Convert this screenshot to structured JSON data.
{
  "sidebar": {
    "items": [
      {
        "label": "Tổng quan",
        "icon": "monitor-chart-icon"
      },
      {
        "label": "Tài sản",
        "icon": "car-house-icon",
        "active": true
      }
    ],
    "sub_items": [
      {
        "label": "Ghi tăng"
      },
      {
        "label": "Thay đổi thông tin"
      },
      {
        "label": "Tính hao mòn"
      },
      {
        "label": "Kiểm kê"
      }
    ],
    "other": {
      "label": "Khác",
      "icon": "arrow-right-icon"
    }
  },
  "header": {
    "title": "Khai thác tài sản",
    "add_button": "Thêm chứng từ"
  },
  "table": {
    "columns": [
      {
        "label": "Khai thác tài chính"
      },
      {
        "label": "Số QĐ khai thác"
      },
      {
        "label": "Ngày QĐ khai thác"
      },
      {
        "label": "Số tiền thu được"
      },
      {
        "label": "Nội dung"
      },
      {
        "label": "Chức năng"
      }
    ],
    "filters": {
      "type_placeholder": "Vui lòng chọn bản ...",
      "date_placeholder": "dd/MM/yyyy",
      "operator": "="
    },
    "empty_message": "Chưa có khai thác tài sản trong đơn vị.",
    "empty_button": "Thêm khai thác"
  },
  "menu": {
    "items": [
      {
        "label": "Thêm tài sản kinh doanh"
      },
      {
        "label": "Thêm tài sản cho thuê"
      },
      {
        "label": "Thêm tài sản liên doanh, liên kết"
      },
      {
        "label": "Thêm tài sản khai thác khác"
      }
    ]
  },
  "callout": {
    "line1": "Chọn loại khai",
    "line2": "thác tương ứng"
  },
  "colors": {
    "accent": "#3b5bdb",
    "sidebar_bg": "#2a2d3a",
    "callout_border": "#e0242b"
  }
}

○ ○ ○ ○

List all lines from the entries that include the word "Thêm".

*Output for this task*:
    "add_button": "Thêm chứng từ"
    "empty_button": "Thêm khai thác"
        "label": "Thêm tài sản kinh doanh"
        "label": "Thêm tài sản cho thuê"
        "label": "Thêm tài sản liên doanh, liên kết"
        "label": "Thêm tài sản khai thác khác"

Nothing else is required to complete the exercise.